7. Tighten up the rosters – you don't need 35-36 guys on the team. Since we've guaranteed that only the best of the best will be there, you don't need to have 35 players on the squad. Cut it back to 30, maybe 32 if there are injuries.
8. Allow for two position players to return to the game after the eighth inning. One spot can be reserved for the catcher, while the other can be for a PH or DH. Imagine that it's late in the game, and a team is ahead in the game by a couple of runs. All of a sudden, in a Kirk-Gibson-like manner, the big star who was already pulled from the game earlier comes back to pinch hit. Boom, game winning homer, we all go home happy.
9. Extend the All-Star Break by a day. Play the game on Wednesday evening, and allow the Futures Game to have its own full day on its own (Monday night), followed by the Home Run Derby. The Celebrity Softball game can be put in the Futures Game slot on Sunday afternoon. Don't schedule any games on Thursday, and mandate that no game can begin earlier than 5:00 PM local time on Friday night.
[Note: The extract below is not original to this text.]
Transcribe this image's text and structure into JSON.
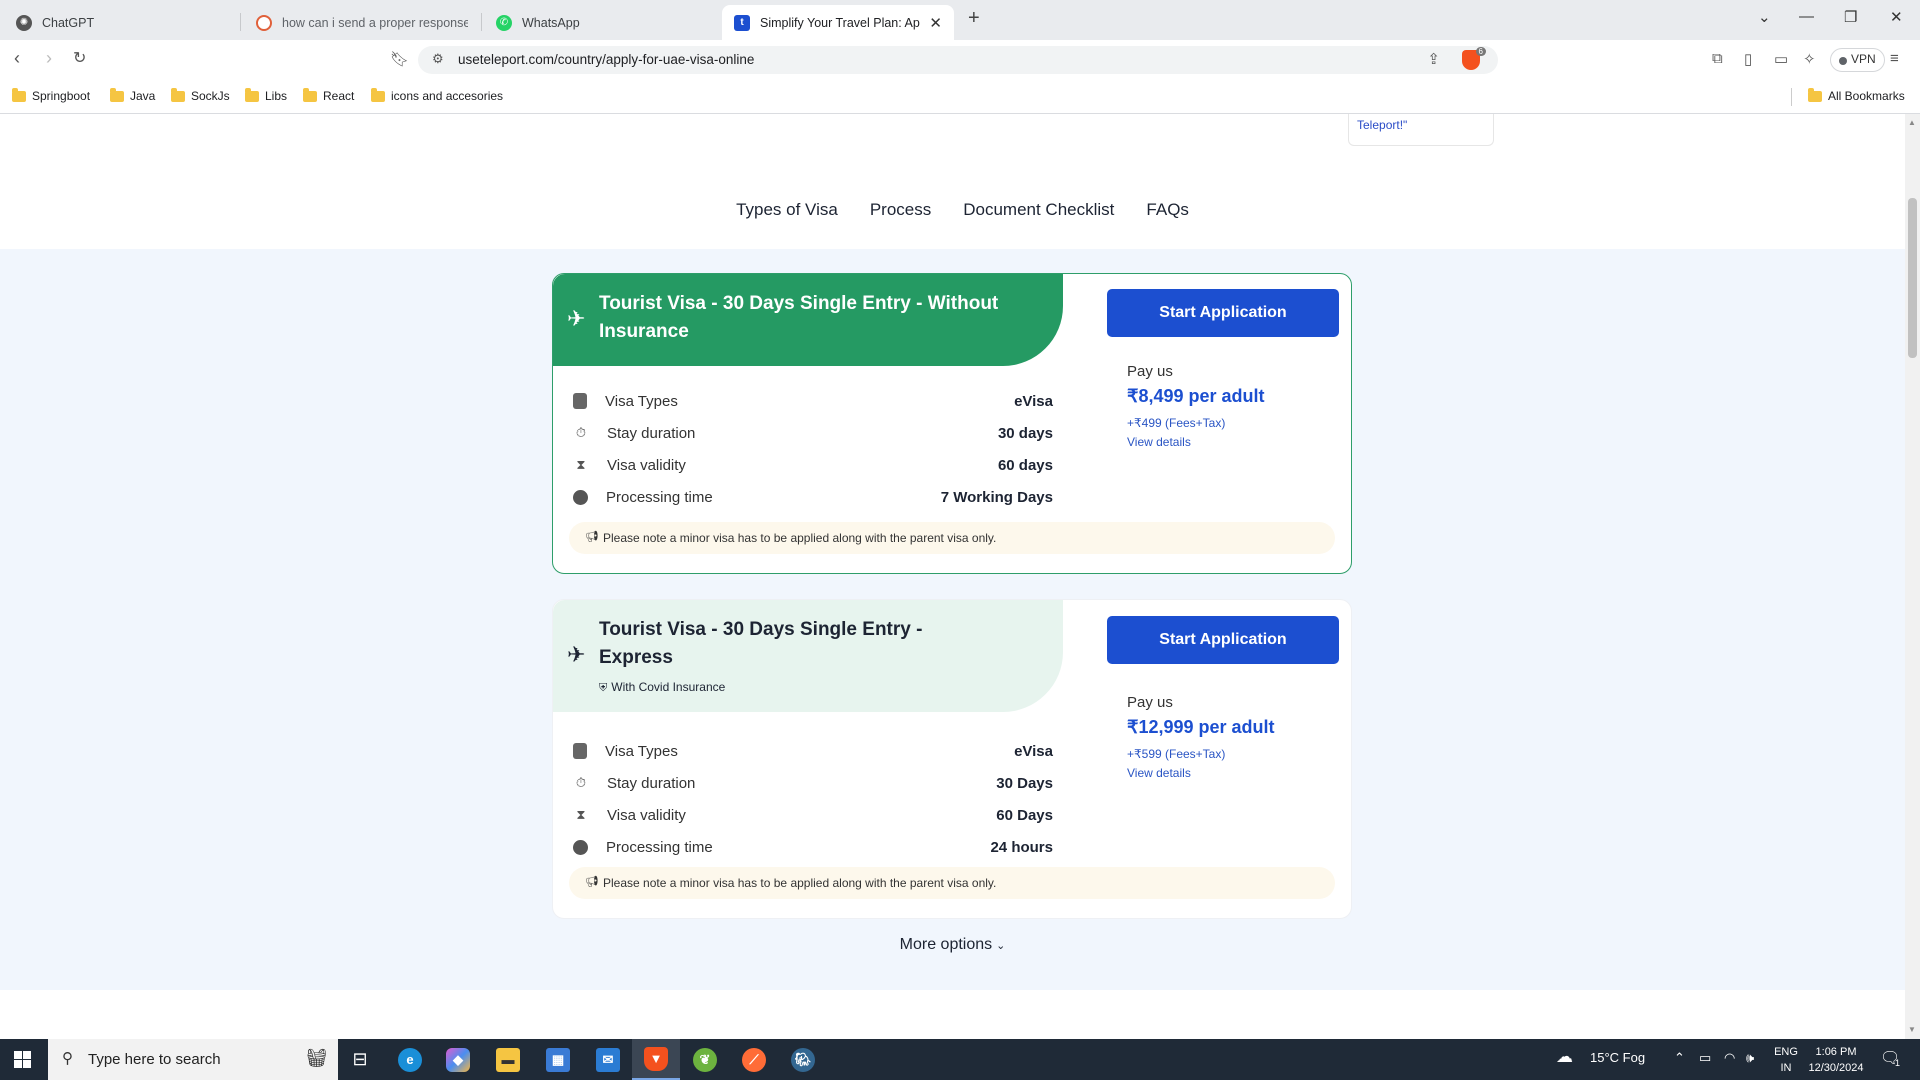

10. Make sure the Home Run Derby has the home run hitters. Have the four leaders in HR in each league – whether or not they are All-Stars or not – appear in the HR Derby. Then, include the player with the next highest HR total from each league that is on the AS roster in the competition.
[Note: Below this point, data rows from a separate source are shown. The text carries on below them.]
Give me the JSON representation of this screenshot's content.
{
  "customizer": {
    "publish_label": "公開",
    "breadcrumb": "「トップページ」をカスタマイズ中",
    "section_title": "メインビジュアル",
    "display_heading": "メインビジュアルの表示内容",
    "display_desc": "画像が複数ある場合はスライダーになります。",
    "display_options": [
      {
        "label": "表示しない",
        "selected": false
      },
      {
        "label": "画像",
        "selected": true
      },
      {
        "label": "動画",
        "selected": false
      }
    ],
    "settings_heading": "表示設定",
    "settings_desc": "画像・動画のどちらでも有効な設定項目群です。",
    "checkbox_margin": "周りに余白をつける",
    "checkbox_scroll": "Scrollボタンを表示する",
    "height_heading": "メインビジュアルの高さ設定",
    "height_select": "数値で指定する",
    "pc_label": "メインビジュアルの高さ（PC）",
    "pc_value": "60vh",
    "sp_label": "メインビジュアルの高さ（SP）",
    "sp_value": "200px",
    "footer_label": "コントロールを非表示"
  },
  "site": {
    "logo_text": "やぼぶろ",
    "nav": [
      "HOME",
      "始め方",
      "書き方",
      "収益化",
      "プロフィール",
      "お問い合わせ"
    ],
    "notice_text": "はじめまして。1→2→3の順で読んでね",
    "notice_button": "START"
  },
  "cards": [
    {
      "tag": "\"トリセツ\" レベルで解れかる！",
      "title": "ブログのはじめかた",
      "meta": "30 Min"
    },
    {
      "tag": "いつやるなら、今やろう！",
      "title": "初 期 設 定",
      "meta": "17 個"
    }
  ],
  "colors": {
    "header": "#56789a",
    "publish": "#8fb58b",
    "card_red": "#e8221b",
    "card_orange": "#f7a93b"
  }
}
Thursday, July 06, 2006
The Village of Pewaukee sent one of their meter guys out to put a new water meter in my condo unit. I had no idea where the meter was, but the guy said it's usually right by the water shutoff valve.
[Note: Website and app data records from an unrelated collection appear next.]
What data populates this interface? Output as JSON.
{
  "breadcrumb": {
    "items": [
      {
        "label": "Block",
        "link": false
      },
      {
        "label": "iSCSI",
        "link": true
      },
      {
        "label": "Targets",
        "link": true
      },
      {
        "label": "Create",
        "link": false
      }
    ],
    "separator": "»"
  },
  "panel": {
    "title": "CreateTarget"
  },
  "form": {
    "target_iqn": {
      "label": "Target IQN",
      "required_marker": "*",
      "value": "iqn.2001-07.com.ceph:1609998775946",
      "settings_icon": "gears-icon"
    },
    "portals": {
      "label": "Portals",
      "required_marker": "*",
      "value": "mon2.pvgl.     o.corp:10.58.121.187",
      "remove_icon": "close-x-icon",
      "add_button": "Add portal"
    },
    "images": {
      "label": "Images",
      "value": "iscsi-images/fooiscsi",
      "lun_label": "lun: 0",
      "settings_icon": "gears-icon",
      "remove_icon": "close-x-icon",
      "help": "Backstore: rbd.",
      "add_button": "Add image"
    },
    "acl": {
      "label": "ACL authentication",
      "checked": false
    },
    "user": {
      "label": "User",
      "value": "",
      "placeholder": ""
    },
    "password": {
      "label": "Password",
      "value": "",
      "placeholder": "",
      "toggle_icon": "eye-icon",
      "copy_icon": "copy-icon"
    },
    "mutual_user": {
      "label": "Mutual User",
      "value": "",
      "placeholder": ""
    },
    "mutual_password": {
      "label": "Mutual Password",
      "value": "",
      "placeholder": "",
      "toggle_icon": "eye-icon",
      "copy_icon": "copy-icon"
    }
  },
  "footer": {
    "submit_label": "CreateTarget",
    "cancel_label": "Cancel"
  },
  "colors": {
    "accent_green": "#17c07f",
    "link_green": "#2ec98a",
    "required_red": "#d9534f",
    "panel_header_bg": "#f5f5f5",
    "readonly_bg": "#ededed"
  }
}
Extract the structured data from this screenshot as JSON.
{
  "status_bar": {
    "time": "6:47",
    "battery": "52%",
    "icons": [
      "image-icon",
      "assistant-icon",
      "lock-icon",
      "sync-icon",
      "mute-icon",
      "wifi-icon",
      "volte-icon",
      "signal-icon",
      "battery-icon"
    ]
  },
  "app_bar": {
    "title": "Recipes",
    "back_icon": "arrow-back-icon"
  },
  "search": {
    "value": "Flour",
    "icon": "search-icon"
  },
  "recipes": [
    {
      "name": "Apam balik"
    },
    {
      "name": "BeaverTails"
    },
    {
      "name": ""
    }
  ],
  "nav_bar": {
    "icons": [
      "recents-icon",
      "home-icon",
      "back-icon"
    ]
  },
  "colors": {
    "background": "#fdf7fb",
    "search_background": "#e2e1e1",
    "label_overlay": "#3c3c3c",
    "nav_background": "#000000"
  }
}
That put an "uh oh" on my lips. The water main shutoff is hidden up and behind a panel in my basement - one that is nailed shut on the wall.
I discovered that this framed section of the paneling in the basement was for just that specific purpose - to allow access to the meter and water main valves.
Unfortunately, that meant having to take the "framed" pieces off of the wall to allow the panel to slide out. And, as is typical when you're de-constructing things, something ends up breaking. That's exactly what happened to the lower piece of the frame. It snapped right in two as we were prying it off the wall.
The new meter is in and everything's okay (for now). I'm going to see if perhaps somewhere down the road I could just make a door where the panel is currently located, so it could just be opened and shut as needed.
Sunday, July 02, 2006
Jason Arnott, the guy who scored the Cup-winning goal for New Jersey in 2000, is now a member of the Nashville Predators.
Pardon me while I mop up all this drool over thinking of a line of Sullivan, Arnott and Kariya...